TASK ITEM:
Having read the listing below, repeat it exactly.

◆ ◆ ◆

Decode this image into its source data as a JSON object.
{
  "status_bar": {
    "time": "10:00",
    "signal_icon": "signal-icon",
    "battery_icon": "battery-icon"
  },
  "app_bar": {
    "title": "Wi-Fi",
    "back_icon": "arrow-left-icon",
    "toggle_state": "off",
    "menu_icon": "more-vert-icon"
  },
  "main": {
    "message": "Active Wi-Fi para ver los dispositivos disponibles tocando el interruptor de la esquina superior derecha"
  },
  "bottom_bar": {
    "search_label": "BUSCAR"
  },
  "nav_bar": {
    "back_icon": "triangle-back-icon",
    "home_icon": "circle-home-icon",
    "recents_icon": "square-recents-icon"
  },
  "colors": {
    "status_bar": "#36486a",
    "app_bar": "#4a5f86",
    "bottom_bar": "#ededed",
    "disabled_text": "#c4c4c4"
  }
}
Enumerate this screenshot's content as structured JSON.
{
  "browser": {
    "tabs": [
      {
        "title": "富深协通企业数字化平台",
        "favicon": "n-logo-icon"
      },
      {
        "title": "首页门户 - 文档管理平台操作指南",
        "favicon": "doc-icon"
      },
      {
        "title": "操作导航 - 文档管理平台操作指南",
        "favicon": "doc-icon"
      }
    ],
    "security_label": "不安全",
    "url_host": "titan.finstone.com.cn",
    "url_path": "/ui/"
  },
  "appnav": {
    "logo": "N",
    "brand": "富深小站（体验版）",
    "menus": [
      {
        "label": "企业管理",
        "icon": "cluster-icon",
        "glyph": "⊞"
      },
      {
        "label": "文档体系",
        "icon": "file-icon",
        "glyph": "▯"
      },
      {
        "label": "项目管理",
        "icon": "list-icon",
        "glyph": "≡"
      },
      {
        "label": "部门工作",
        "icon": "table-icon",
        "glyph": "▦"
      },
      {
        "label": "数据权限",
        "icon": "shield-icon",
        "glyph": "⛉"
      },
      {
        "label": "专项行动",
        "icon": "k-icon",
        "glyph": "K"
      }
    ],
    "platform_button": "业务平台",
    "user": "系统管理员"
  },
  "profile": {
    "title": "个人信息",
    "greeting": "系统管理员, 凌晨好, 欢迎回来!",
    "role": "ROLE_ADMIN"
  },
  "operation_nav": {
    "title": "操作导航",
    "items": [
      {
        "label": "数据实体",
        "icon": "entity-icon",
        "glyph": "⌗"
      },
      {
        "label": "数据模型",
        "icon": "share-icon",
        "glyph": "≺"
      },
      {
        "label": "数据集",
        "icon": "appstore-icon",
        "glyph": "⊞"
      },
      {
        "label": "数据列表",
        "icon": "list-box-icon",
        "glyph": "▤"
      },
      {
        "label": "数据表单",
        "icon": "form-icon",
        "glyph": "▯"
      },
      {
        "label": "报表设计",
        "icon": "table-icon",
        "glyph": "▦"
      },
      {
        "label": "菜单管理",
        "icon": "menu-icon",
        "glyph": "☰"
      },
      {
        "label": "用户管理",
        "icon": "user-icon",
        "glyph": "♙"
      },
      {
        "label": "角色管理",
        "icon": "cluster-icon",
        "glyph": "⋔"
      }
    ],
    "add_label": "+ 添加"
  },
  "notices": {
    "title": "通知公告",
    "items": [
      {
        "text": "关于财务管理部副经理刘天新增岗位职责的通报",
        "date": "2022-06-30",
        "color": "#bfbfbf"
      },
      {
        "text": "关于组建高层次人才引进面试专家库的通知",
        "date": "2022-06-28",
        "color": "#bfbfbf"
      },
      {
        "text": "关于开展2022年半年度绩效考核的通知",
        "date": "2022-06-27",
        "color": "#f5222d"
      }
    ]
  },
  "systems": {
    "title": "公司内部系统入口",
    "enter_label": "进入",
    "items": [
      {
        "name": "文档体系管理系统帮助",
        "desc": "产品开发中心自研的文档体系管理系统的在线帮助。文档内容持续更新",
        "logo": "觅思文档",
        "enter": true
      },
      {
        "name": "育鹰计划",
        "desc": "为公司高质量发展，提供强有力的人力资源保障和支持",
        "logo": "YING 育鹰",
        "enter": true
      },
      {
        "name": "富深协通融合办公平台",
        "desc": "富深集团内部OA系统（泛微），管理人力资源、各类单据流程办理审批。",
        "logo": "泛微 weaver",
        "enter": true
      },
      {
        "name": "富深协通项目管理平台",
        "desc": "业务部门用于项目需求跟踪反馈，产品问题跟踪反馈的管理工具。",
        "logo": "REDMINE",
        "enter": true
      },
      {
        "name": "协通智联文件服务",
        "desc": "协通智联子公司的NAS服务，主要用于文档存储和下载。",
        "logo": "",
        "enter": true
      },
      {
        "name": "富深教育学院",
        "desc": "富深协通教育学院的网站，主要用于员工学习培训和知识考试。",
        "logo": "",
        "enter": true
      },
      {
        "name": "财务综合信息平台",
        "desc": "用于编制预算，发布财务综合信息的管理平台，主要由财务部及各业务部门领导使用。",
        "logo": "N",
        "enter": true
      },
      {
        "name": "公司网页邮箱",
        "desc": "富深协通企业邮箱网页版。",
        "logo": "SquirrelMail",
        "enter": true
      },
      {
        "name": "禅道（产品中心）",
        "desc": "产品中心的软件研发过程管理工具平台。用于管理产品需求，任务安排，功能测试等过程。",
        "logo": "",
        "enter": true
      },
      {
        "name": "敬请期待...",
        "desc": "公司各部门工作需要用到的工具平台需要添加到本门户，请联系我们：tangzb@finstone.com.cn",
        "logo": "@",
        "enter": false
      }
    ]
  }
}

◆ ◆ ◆

PROBLEM SOLUTION:
Decode this image into its source data as a JSON object.
{
  "status_bar": {
    "time": "10:00",
    "signal_icon": "signal-icon",
    "battery_icon": "battery-icon"
  },
  "app_bar": {
    "title": "Wi-Fi",
    "back_icon": "arrow-left-icon",
    "toggle_state": "off",
    "menu_icon": "more-vert-icon"
  },
  "main": {
    "message": "Active Wi-Fi para ver los dispositivos disponibles tocando el interruptor de la esquina superior derecha"
  },
  "bottom_bar": {
    "search_label": "BUSCAR"
  },
  "nav_bar": {
    "back_icon": "triangle-back-icon",
    "home_icon": "circle-home-icon",
    "recents_icon": "square-recents-icon"
  },
  "colors": {
    "status_bar": "#36486a",
    "app_bar": "#4a5f86",
    "bottom_bar": "#ededed",
    "disabled_text": "#c4c4c4"
  }
}
Enumerate this screenshot's content as structured JSON.
{
  "browser": {
    "tabs": [
      {
        "title": "富深协通企业数字化平台",
        "favicon": "n-logo-icon"
      },
      {
        "title": "首页门户 - 文档管理平台操作指南",
        "favicon": "doc-icon"
      },
      {
        "title": "操作导航 - 文档管理平台操作指南",
        "favicon": "doc-icon"
      }
    ],
    "security_label": "不安全",
    "url_host": "titan.finstone.com.cn",
    "url_path": "/ui/"
  },
  "appnav": {
    "logo": "N",
    "brand": "富深小站（体验版）",
    "menus": [
      {
        "label": "企业管理",
        "icon": "cluster-icon",
        "glyph": "⊞"
      },
      {
        "label": "文档体系",
        "icon": "file-icon",
        "glyph": "▯"
      },
      {
        "label": "项目管理",
        "icon": "list-icon",
        "glyph": "≡"
      },
      {
        "label": "部门工作",
        "icon": "table-icon",
        "glyph": "▦"
      },
      {
        "label": "数据权限",
        "icon": "shield-icon",
        "glyph": "⛉"
      },
      {
        "label": "专项行动",
        "icon": "k-icon",
        "glyph": "K"
      }
    ],
    "platform_button": "业务平台",
    "user": "系统管理员"
  },
  "profile": {
    "title": "个人信息",
    "greeting": "系统管理员, 凌晨好, 欢迎回来!",
    "role": "ROLE_ADMIN"
  },
  "operation_nav": {
    "title": "操作导航",
    "items": [
      {
        "label": "数据实体",
        "icon": "entity-icon",
        "glyph": "⌗"
      },
      {
        "label": "数据模型",
        "icon": "share-icon",
        "glyph": "≺"
      },
      {
        "label": "数据集",
        "icon": "appstore-icon",
        "glyph": "⊞"
      },
      {
        "label": "数据列表",
        "icon": "list-box-icon",
        "glyph": "▤"
      },
      {
        "label": "数据表单",
        "icon": "form-icon",
        "glyph": "▯"
      },
      {
        "label": "报表设计",
        "icon": "table-icon",
        "glyph": "▦"
      },
      {
        "label": "菜单管理",
        "icon": "menu-icon",
        "glyph": "☰"
      },
      {
        "label": "用户管理",
        "icon": "user-icon",
        "glyph": "♙"
      },
      {
        "label": "角色管理",
        "icon": "cluster-icon",
        "glyph": "⋔"
      }
    ],
    "add_label": "+ 添加"
  },
  "notices": {
    "title": "通知公告",
    "items": [
      {
        "text": "关于财务管理部副经理刘天新增岗位职责的通报",
        "date": "2022-06-30",
        "color": "#bfbfbf"
      },
      {
        "text": "关于组建高层次人才引进面试专家库的通知",
        "date": "2022-06-28",
        "color": "#bfbfbf"
      },
      {
        "text": "关于开展2022年半年度绩效考核的通知",
        "date": "2022-06-27",
        "color": "#f5222d"
      }
    ]
  },
  "systems": {
    "title": "公司内部系统入口",
    "enter_label": "进入",
    "items": [
      {
        "name": "文档体系管理系统帮助",
        "desc": "产品开发中心自研的文档体系管理系统的在线帮助。文档内容持续更新",
        "logo": "觅思文档",
        "enter": true
      },
      {
        "name": "育鹰计划",
        "desc": "为公司高质量发展，提供强有力的人力资源保障和支持",
        "logo": "YING 育鹰",
        "enter": true
      },
      {
        "name": "富深协通融合办公平台",
        "desc": "富深集团内部OA系统（泛微），管理人力资源、各类单据流程办理审批。",
        "logo": "泛微 weaver",
        "enter": true
      },
      {
        "name": "富深协通项目管理平台",
        "desc": "业务部门用于项目需求跟踪反馈，产品问题跟踪反馈的管理工具。",
        "logo": "REDMINE",
        "enter": true
      },
      {
        "name": "协通智联文件服务",
        "desc": "协通智联子公司的NAS服务，主要用于文档存储和下载。",
        "logo": "",
        "enter": true
      },
      {
        "name": "富深教育学院",
        "desc": "富深协通教育学院的网站，主要用于员工学习培训和知识考试。",
        "logo": "",
        "enter": true
      },
      {
        "name": "财务综合信息平台",
        "desc": "用于编制预算，发布财务综合信息的管理平台，主要由财务部及各业务部门领导使用。",
        "logo": "N",
        "enter": true
      },
      {
        "name": "公司网页邮箱",
        "desc": "富深协通企业邮箱网页版。",
        "logo": "SquirrelMail",
        "enter": true
      },
      {
        "name": "禅道（产品中心）",
        "desc": "产品中心的软件研发过程管理工具平台。用于管理产品需求，任务安排，功能测试等过程。",
        "logo": "",
        "enter": true
      },
      {
        "name": "敬请期待...",
        "desc": "公司各部门工作需要用到的工具平台需要添加到本门户，请联系我们：tangzb@finstone.com.cn",
        "logo": "@",
        "enter": false
      }
    ]
  }
}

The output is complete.